Project Victory Gardens is a unique veteran-led non-profit farm that was founded by Kara and Matthew Rutter in 2019. It is dedicated to animal therapy, farm education for military members, veterans, and their families, and agri-therapy, located on 20 lovely acres of land in Aiken, South Carolina.

Between them, Kara and Matthew have a combined 45 years of military service under their belts. When they retired from the Army, they wanted to continued serving their country by helping veterans.

Kara told WSAV that many veterans getting out of the military want to get back to the land, put down roots in one place, after traveling around the world. Nature provides a lot of healing in and of itself.

The Charlie Norwood VA Medical Center in Augusta, Georgia, recently asked the Rutters to help with a beekeeping program they wanted to start with their spinal cord injury patients.

This unrelated 1:10-minute video by 60 Second Docs shows us how bees help veterans heal:



Along with Allen Johnson, VA recreational therapist and master beekeeper, they started hosting veterans this month at Project Victory Gardens in their bee yard, for “up close and personal” bee experiences.

Project Victory Gardens uses horizontal Langstroth hives, which are disability- and wheelchair-friendly. There is also no heavy lifting needed, unlike traditional hives, and this is a big plus since it can be an impediment to beekeeping.

In a recent interview with Southern Living, Kara explained that beekeeping is a wonderful hobby for veterans, especially those who are suffering from Post-Traumatic Stress Disorder (PTSD) and Traumatic Brain Injury (TBI).

The Rutters and Johnson are teaching veterans about beekeeping so they can manage their mental health challenges.

Mindfulness is an essential practice for both working with bees and for those struggling with PTSD and TBI symptoms. Kara said that bees react to the energy they receive and provide immediate biofeedback when they feel threatened. When approached in a calm and reflective way, the interaction will be positive for all concerned.

Johnson told WSAV that helping people to be present produces stress relief.
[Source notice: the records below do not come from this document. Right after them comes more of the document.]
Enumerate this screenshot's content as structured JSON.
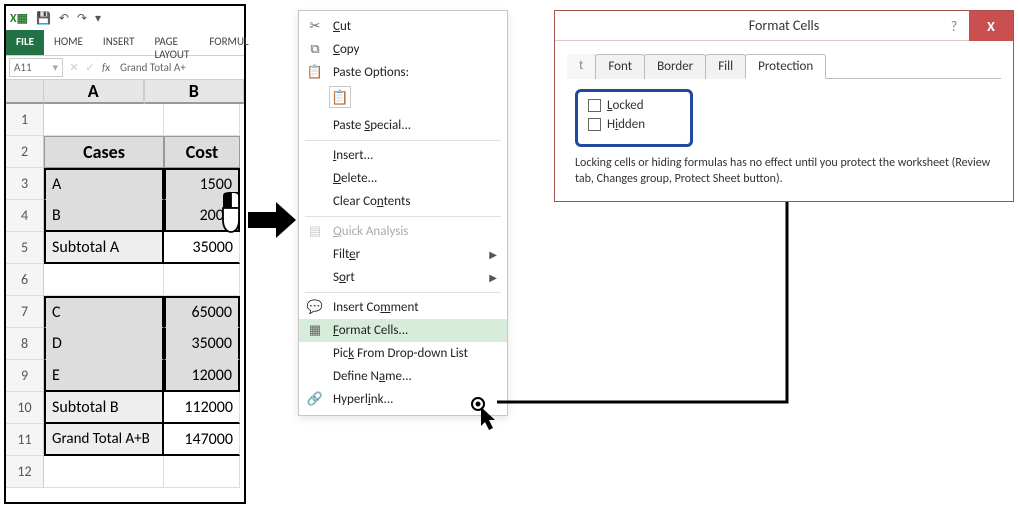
{
  "excel": {
    "ribbon": {
      "file": "FILE",
      "home": "HOME",
      "insert": "INSERT",
      "page_layout": "PAGE LAYOUT",
      "formulas": "FORMUL"
    },
    "namebox": "A11",
    "formula": "Grand Total A+",
    "col_headers": [
      "A",
      "B"
    ],
    "rows": [
      {
        "n": "1",
        "a": "",
        "b": ""
      },
      {
        "n": "2",
        "a": "Cases",
        "b": "Cost"
      },
      {
        "n": "3",
        "a": "A",
        "b": "1500"
      },
      {
        "n": "4",
        "a": "B",
        "b": "2000"
      },
      {
        "n": "5",
        "a": "Subtotal A",
        "b": "35000"
      },
      {
        "n": "6",
        "a": "",
        "b": ""
      },
      {
        "n": "7",
        "a": "C",
        "b": "65000"
      },
      {
        "n": "8",
        "a": "D",
        "b": "35000"
      },
      {
        "n": "9",
        "a": "E",
        "b": "12000"
      },
      {
        "n": "10",
        "a": "Subtotal B",
        "b": "112000"
      },
      {
        "n": "11",
        "a": "Grand Total A+B",
        "b": "147000"
      },
      {
        "n": "12",
        "a": "",
        "b": ""
      }
    ]
  },
  "ctx": {
    "cut": "Cut",
    "copy": "Copy",
    "paste_opts": "Paste Options:",
    "paste_special": "Paste Special...",
    "insert": "Insert...",
    "delete": "Delete...",
    "clear": "Clear Contents",
    "quick": "Quick Analysis",
    "filter": "Filter",
    "sort": "Sort",
    "comment": "Insert Comment",
    "format": "Format Cells...",
    "pick": "Pick From Drop-down List",
    "define": "Define Name...",
    "hyper": "Hyperlink..."
  },
  "dialog": {
    "title": "Format Cells",
    "tabs": {
      "partial": "t",
      "font": "Font",
      "border": "Border",
      "fill": "Fill",
      "protection": "Protection"
    },
    "locked": "Locked",
    "hidden": "Hidden",
    "info": "Locking cells or hiding formulas has no effect until you protect the worksheet (Review tab, Changes group, Protect Sheet button).",
    "help": "?",
    "close": "X"
  }
}
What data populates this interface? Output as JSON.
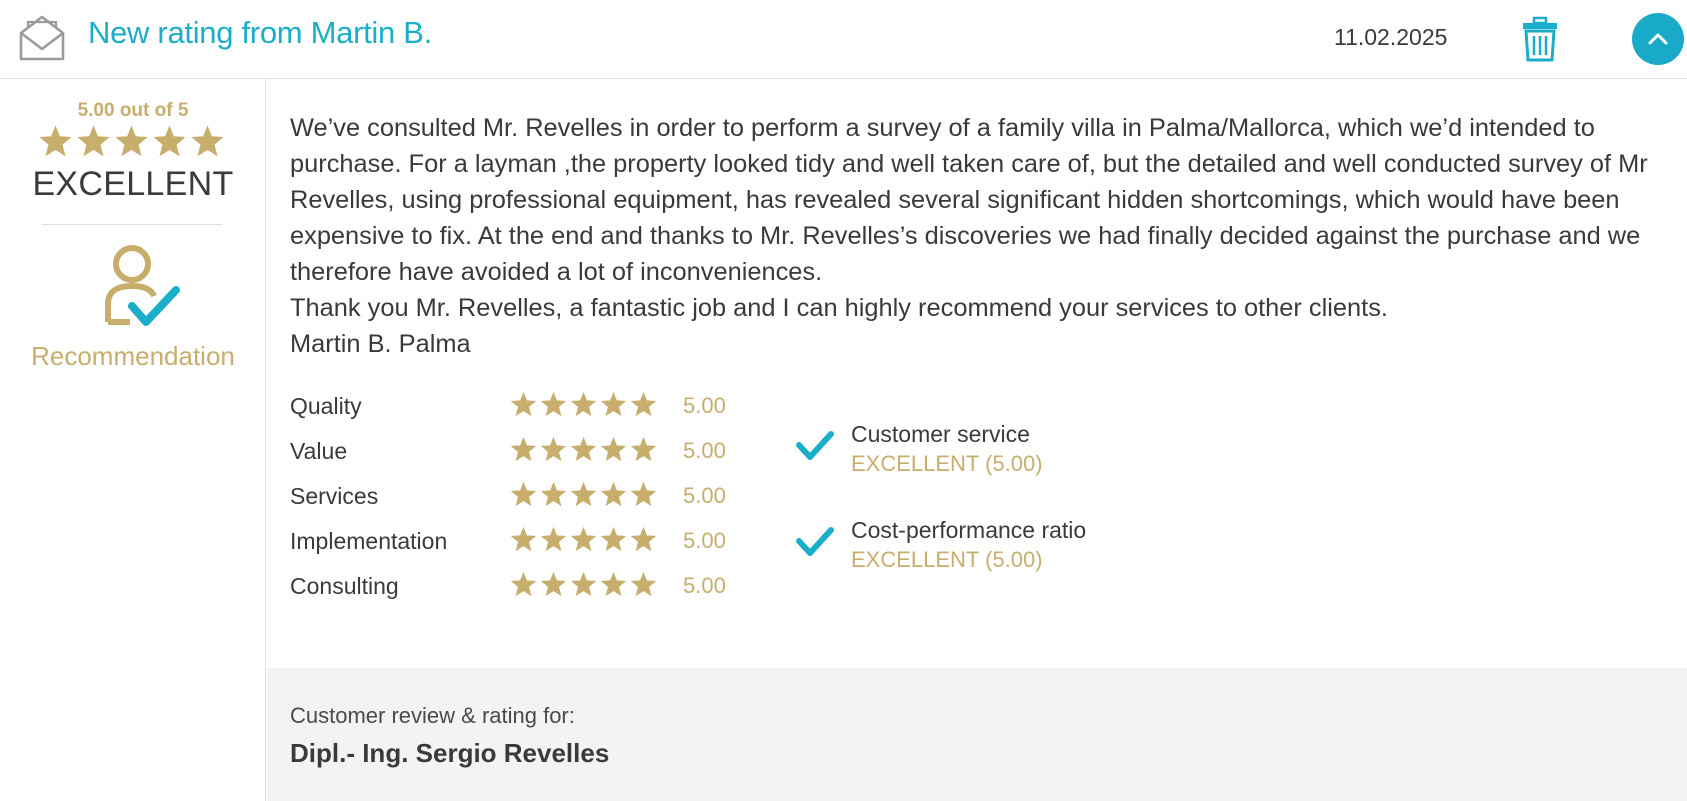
{
  "header": {
    "title": "New rating from Martin B.",
    "date": "11.02.2025",
    "icons": {
      "mail": "mail-open-icon",
      "delete": "trash-icon",
      "collapse": "chevron-up-icon"
    }
  },
  "summary": {
    "score_label": "5.00 out of 5",
    "stars": 5,
    "rating_word": "EXCELLENT",
    "recommendation_label": "Recommendation"
  },
  "review": {
    "lines": [
      "We’ve consulted Mr. Revelles in order to perform a survey of a family villa in Palma/Mallorca, which we’d intended to",
      "purchase. For a layman ,the property looked tidy and well taken care of, but the detailed and well conducted survey of Mr",
      "Revelles, using professional equipment, has revealed several significant hidden shortcomings, which would have been",
      "expensive to fix. At the end and thanks to Mr. Revelles’s discoveries we had finally decided against the purchase and we",
      "therefore have avoided a lot of inconveniences.",
      "Thank you Mr. Revelles, a fantastic job and I can highly recommend your services to other clients.",
      "Martin B. Palma"
    ]
  },
  "criteria": [
    {
      "label": "Quality",
      "stars": 5,
      "value": "5.00"
    },
    {
      "label": "Value",
      "stars": 5,
      "value": "5.00"
    },
    {
      "label": "Services",
      "stars": 5,
      "value": "5.00"
    },
    {
      "label": "Implementation",
      "stars": 5,
      "value": "5.00"
    },
    {
      "label": "Consulting",
      "stars": 5,
      "value": "5.00"
    }
  ],
  "recommendations": [
    {
      "title": "Customer service",
      "value": "EXCELLENT (5.00)"
    },
    {
      "title": "Cost-performance ratio",
      "value": "EXCELLENT (5.00)"
    }
  ],
  "footer": {
    "label": "Customer review & rating for:",
    "name": "Dipl.- Ing. Sergio Revelles"
  },
  "colors": {
    "accent": "#1aaec9",
    "gold": "#c8ae6c",
    "text": "#3a3a3a",
    "footer_bg": "#f2f3f4"
  }
}
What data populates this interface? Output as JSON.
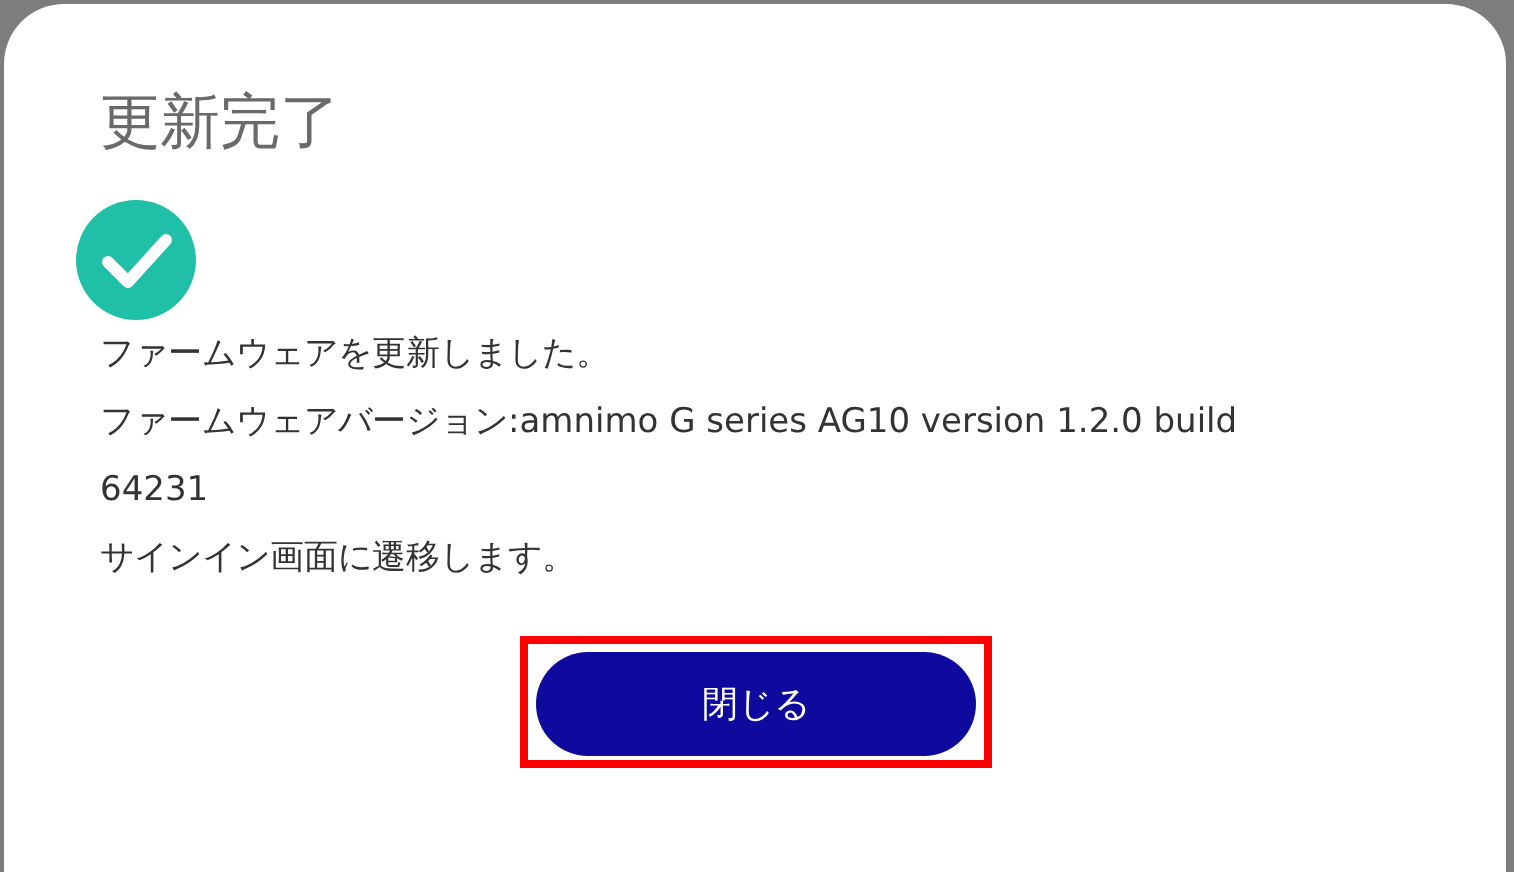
{
  "dialog": {
    "title": "更新完了",
    "status_icon": {
      "kind": "check"
    },
    "messages": [
      "ファームウェアを更新しました。",
      "ファームウェアバージョン:amnimo G series AG10 version 1.2.0 build 64231",
      "サインイン画面に遷移します。"
    ],
    "close_button": {
      "label": "閉じる",
      "highlighted": true
    }
  }
}
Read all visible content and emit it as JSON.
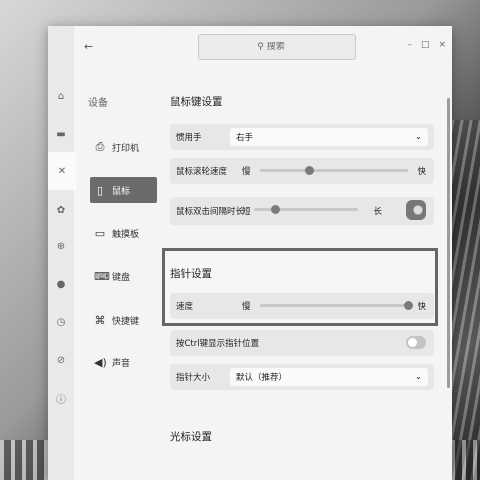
{
  "search": {
    "placeholder": "搜索"
  },
  "window_controls": [
    "–",
    "□",
    "×"
  ],
  "category": {
    "title": "设备",
    "items": [
      {
        "label": "打印机",
        "icon": "printer-icon"
      },
      {
        "label": "鼠标",
        "icon": "mouse-icon",
        "active": true
      },
      {
        "label": "触摸板",
        "icon": "touchpad-icon"
      },
      {
        "label": "键盘",
        "icon": "keyboard-icon"
      },
      {
        "label": "快捷键",
        "icon": "shortcut-icon"
      },
      {
        "label": "声音",
        "icon": "sound-icon"
      }
    ]
  },
  "mouse_keys": {
    "title": "鼠标键设置",
    "handedness_label": "惯用手",
    "handedness_value": "右手",
    "scroll_speed_label": "鼠标滚轮速度",
    "scroll_speed_min": "慢",
    "scroll_speed_max": "快",
    "scroll_speed_value": 0.33,
    "double_click_label": "鼠标双击间隔时长",
    "double_click_min": "短",
    "double_click_max": "长",
    "double_click_value": 0.2
  },
  "pointer": {
    "title": "指针设置",
    "speed_label": "速度",
    "speed_min": "慢",
    "speed_max": "快",
    "speed_value": 1.0,
    "ctrl_show_label": "按Ctrl键显示指针位置",
    "ctrl_show_on": false,
    "size_label": "指针大小",
    "size_value": "默认（推荐）"
  },
  "cursor": {
    "title": "光标设置"
  }
}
It keeps us from making stressful mistakes and provides a lot of healing that we can miss when we are not connected to nature.